Environmental Justice
Evan Barba
Fall 2022

Should the Inflation Reduction Act Make Us Less Pessimistic about the Climate?: Professor Evan Barba’s perspective on the climate impacts of the Inflation Reduction Act of 2022

By Evan Barba, Ph.D. Associate Professor at Georgetown’s Communication, Culture, & Technology Program

I have never been shy about my climate pessimism. But it doesn’t take much reading between the lines of the latest Intergovernmental Panel on Climate Change (IPCC) report to reach the conclusion that two degrees of warming– and all the turmoil that implies– is unavoidable at this point. The question we are grappling with now is whether or not we can collectively do enough to prevent something far worse. 

However, the Inflation Reduction Act of 2022 gives us all cause to be slightly, cautiously, less pessimistic. That is not to say the bill is cause for optimism, as some have reported. If this were 1982, I would be awash in optimism at this timely, forward-looking, and morally responsible piece of legislation, but seeing as it’s 40 years behind schedule, I’m going to have to settle for being just a bit less pessimistic. 

The bill supports numerous critical climate initiatives, with electric vehicles (EVs) a significant focus. In many respects, electric vehicles are a big win. They are far less polluting at the point of use which, in addition to global climate benefits, will make a big difference for the health and well-being of those living in large, traffic-congested cities. Moreover, most analysis indicates that they also produce fewer greenhouse gasses over the course of their life-cycles. 

The Inflation Reduction Act of 2022 gives us all cause to be slightly, cautiously, less pessimistic.

On the flip side, as a recent analysis points out, EVs are getting bigger, and that’s not necessarily an efficient use of electricity.
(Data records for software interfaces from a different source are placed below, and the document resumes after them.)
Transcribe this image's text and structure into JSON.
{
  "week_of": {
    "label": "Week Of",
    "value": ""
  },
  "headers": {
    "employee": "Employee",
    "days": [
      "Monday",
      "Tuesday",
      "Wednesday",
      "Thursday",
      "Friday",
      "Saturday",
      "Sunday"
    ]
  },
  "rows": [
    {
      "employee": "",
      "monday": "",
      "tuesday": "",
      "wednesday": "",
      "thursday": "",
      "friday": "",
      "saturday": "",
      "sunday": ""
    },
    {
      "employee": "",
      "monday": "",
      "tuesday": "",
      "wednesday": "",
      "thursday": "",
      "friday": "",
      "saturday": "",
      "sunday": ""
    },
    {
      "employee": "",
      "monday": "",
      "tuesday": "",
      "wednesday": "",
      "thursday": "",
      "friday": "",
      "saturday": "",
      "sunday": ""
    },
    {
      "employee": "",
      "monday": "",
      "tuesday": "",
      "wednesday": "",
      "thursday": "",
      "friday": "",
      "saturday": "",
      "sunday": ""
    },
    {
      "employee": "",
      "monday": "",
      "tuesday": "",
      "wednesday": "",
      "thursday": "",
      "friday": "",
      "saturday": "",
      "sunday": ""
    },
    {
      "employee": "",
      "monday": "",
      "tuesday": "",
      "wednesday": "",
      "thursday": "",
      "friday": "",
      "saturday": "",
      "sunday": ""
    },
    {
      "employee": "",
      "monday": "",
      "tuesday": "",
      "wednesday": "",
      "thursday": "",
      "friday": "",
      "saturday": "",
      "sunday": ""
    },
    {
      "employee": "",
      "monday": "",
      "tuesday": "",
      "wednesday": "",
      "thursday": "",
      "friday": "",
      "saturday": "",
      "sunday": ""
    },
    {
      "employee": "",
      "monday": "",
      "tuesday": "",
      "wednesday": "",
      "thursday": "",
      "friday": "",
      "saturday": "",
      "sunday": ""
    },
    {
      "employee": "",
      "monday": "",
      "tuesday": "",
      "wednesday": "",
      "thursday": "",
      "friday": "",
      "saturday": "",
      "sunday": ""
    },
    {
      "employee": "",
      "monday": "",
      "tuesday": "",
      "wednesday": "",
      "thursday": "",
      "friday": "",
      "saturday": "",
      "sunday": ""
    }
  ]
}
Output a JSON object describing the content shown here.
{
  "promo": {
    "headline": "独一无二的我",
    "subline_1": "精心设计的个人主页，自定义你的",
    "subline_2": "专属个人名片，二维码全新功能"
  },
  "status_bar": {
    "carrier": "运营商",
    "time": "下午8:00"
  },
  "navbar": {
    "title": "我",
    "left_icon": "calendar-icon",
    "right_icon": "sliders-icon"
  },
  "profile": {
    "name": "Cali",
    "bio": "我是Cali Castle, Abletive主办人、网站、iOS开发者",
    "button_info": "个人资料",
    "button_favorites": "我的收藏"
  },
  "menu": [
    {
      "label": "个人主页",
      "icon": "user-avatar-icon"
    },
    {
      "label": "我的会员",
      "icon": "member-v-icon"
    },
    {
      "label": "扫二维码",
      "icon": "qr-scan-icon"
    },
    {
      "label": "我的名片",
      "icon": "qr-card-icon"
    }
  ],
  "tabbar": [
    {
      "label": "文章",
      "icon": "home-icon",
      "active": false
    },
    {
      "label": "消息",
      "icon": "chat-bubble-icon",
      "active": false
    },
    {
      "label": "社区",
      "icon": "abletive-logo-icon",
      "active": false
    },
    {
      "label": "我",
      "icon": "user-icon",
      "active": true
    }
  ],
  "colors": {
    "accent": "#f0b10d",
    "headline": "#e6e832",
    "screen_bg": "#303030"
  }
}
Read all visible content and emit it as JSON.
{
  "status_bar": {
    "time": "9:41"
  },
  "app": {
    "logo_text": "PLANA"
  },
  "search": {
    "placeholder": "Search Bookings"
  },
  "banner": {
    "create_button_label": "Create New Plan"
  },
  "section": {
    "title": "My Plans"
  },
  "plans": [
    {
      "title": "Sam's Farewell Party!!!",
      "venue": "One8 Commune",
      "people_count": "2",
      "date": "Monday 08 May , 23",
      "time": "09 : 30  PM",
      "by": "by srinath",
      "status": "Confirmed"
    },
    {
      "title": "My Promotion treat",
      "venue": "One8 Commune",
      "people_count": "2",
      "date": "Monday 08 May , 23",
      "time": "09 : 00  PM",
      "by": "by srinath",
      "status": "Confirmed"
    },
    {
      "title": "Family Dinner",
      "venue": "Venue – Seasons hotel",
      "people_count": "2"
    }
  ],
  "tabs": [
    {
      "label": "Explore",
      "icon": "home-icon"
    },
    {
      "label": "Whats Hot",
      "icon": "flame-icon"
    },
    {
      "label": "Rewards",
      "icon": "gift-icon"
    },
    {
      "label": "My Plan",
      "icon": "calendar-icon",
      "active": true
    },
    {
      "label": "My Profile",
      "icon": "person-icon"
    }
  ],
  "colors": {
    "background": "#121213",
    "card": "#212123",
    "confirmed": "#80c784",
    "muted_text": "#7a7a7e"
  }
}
If commuting 30 miles into the city each day uses as much electricity as powering a house for a day (about 30kwh), then one day of commuting basically operates two homes. In the long run, that’s not necessarily a win for the environment.

It’s the things that change the paradigm of how we get to work that will make the biggest differences in the long term, but there seem to be few incentives for bike lanes, car-free zones, or other ways that might actually get people to use resources more efficiently, and to me, that’s a missed opportunity. Not to mention, there is still quite a bit of support for fossil fuels in this bill that will potentially make the climate crisis worse or, at the very least, mitigate some of the potential benefits we might realize. 

Still, I understand the pragmatics of legislation enough to know that perfect can’t be the enemy of the good, and this bill still does a lot right.

For instance, this bill includes incentives aimed at creating a national supply chain for EV batteries. It’s often true that legislation like this will assume that carbon emissions outside U.S. borders (like those currently associated with mining and manufacturing battery materials) don’t exist, and therefore are not accounted for in the total emissions. This bill– to the great credit of those who put it together– does not try to use that trick, and instead, provides a fair accounting of pollution associated with mining activities. Moreover, in the long-term transition off of fossil fuels, an in-place national supply chain will also offer important opportunities for recycling batteries into new EVs and home battery systems. As recycling becomes more common, the national supply chain may even look more like a “supply circle.”

Perfect can’t be the enemy of the good, and this bill still does a lot right.

All in all, there are many parts of this bill that really do make me less pessimistic– cheaper and better batteries are a necessity for a more resilient and distributed power grid, it takes environmental justice more seriously (although probably not seriously enough) with provisions to support underserved communities, and it includes enough incentives to both private citizens and commercial industry to potentially reduce U.S. carbon emissions by 40% from 2005 levels before 2030. These are reasons to be happy, but we must keep in mind that they are only the beginning of what we ultimately need to accomplish, and many of the bill’s effects will not be felt for years. 

Passing the Inflation Reduction Act is not an excuse to rest easy now. If we are to actually diminish the effects of climate change for the next generation, we still need more drastic, societal change. This bill starts us down that path, but we still have quite a way to go. 

Professor Evan Barba teaches at Georgetown’s Communication, Culture, and Technology Program. If you’re interested in learning more about him and his work, you can access his website here.

electronic vehicles
Inflation Reduction Act